The New Jersey governor bravely committed political suicide when he mocked Rubio ruthlessly during that New Hampshire debate (man, that was a good one) only to suffer defeat and sign on with Trump a few weeks later. A dead-eyed Christie standing demurely behind the Donald at a press conference ignited the internet in laughter and memes that paired Christie with circus music or, my personal favorite, Simon and Garfunkel’s “Sound of Silence.”

In the beginning, many of us were prepared for the U.S. to go full oligarchy in 2016. The dark humor of a Jeb Bush versus Clinton ballot was appealing to the cynics who assumed that every candidate the major parties picked was going to be a disaster. But nobody counted on Trump. During their time on stage together, Bush came off as a fumbling goof who was “bought and paid for.” At any given time, Trump seemed about five minutes away from giving him a wet willy and shoving him into a locker. Name-dropping Ronald Reagan couldn’t even save Jeb at that point. That’s when we knew the rules had changed.

Mary J. Blige is a legend. Mary J. Blige can sing.

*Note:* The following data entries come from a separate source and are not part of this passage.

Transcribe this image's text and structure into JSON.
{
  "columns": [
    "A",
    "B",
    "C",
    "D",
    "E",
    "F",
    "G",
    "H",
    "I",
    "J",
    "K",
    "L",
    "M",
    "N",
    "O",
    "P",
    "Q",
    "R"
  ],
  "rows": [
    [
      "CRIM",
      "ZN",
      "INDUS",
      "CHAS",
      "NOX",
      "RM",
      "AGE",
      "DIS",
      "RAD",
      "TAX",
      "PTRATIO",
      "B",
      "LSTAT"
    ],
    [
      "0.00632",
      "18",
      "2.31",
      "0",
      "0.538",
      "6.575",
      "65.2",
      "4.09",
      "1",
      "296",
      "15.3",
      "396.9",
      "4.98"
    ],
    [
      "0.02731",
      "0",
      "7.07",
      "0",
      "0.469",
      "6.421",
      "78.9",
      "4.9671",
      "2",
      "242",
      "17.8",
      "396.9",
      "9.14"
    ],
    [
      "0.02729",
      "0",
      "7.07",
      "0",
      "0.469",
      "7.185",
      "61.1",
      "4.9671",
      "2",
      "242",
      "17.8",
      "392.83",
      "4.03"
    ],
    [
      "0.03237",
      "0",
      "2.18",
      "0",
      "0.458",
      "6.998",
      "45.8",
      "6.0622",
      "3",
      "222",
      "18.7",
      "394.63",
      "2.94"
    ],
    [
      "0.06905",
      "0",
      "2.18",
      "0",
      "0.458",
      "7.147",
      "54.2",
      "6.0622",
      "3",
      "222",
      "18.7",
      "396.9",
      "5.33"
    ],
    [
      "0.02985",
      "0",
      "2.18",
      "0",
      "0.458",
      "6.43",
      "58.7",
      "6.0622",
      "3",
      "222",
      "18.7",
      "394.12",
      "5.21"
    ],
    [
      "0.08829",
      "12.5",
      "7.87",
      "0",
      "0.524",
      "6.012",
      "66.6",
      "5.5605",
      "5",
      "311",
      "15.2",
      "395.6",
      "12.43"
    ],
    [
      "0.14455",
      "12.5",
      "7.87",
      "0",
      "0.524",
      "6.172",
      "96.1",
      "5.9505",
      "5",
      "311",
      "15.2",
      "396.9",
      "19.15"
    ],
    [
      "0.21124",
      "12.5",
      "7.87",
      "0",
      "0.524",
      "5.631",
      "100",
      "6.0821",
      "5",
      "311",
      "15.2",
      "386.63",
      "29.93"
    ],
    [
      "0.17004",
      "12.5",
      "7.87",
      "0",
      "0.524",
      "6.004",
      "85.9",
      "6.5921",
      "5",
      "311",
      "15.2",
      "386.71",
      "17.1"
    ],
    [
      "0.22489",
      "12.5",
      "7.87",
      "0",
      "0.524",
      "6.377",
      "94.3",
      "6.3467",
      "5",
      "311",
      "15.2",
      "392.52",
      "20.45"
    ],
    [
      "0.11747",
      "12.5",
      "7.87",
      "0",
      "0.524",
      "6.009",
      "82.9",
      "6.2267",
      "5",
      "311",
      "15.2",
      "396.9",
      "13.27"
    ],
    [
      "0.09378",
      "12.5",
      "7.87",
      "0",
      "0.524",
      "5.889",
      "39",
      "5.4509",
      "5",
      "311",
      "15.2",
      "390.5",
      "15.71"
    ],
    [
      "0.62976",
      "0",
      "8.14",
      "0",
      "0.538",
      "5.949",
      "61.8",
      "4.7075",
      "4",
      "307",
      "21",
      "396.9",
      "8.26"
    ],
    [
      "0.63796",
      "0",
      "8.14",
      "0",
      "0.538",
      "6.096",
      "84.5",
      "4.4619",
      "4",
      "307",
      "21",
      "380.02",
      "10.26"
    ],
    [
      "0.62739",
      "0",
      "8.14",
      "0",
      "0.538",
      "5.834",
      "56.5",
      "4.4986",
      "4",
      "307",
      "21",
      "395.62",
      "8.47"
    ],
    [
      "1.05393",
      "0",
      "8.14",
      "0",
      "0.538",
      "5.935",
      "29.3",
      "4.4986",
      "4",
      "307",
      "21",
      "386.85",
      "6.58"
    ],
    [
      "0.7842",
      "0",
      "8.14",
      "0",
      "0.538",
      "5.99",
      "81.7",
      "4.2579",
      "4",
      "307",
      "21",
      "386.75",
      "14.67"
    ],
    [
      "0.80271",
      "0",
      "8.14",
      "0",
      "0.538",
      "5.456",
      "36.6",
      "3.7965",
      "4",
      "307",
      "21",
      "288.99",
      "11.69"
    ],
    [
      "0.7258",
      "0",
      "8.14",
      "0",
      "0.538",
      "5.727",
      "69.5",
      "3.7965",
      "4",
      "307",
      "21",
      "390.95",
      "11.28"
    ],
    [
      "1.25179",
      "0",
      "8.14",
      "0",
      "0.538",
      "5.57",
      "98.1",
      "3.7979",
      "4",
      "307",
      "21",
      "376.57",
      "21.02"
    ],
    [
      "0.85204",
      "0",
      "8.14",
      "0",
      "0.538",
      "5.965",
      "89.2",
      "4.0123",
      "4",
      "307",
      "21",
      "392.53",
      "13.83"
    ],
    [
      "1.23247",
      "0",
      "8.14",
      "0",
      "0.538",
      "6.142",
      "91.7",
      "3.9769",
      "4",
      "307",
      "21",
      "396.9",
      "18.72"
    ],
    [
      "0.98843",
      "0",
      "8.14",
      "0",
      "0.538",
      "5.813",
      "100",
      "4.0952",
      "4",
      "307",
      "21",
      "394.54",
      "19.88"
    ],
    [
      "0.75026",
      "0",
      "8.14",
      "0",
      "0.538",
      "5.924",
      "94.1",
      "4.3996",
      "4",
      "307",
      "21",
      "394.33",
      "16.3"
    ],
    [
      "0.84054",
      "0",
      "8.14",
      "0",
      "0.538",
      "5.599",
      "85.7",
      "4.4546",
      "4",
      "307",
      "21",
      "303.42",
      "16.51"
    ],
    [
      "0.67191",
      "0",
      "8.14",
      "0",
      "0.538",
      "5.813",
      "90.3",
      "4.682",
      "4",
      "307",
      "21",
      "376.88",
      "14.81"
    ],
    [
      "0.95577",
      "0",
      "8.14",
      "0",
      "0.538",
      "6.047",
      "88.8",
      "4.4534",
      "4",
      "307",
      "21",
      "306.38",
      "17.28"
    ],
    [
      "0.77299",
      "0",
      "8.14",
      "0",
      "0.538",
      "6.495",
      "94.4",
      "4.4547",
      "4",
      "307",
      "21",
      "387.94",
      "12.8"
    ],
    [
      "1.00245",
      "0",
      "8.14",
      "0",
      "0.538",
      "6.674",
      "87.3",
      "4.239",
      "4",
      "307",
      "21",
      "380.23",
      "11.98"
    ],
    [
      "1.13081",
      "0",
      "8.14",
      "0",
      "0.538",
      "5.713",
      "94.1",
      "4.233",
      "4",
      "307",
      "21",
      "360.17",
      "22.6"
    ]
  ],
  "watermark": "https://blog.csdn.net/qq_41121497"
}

But why she sang Bruce Springsteen’s anti-police brutality song “American Skin (41 Shots)” at Hillary Clinton while they sat together for an interview remains unclear. Something about the deadly serious subject of the song became painfully awkward and then kind of hilarious, especially when put together in the business-casual setting of what looked like a lux hotel suite. As goofy as it was, the straight face Clinton manages to hold when Blige takes her hand is kind of amazing. Now that’s a politician face.

It’s an easy one, but this bizarre creature has defied political convention and made pundits look like idiots. If only that’s all he had done; if only his weirdness consisted only of sassing neocons about the Iraq war. If only the real-estate mogul wasn’t a margin-of-terror point away from Clinton’s tail and still seemingly ready to send 11 million people from their homes, torture the families of suspected terrorists and do anything his supporters want. If only. For the cynics who assumed there wasn’t anything worse than the political class, it’s been a long election.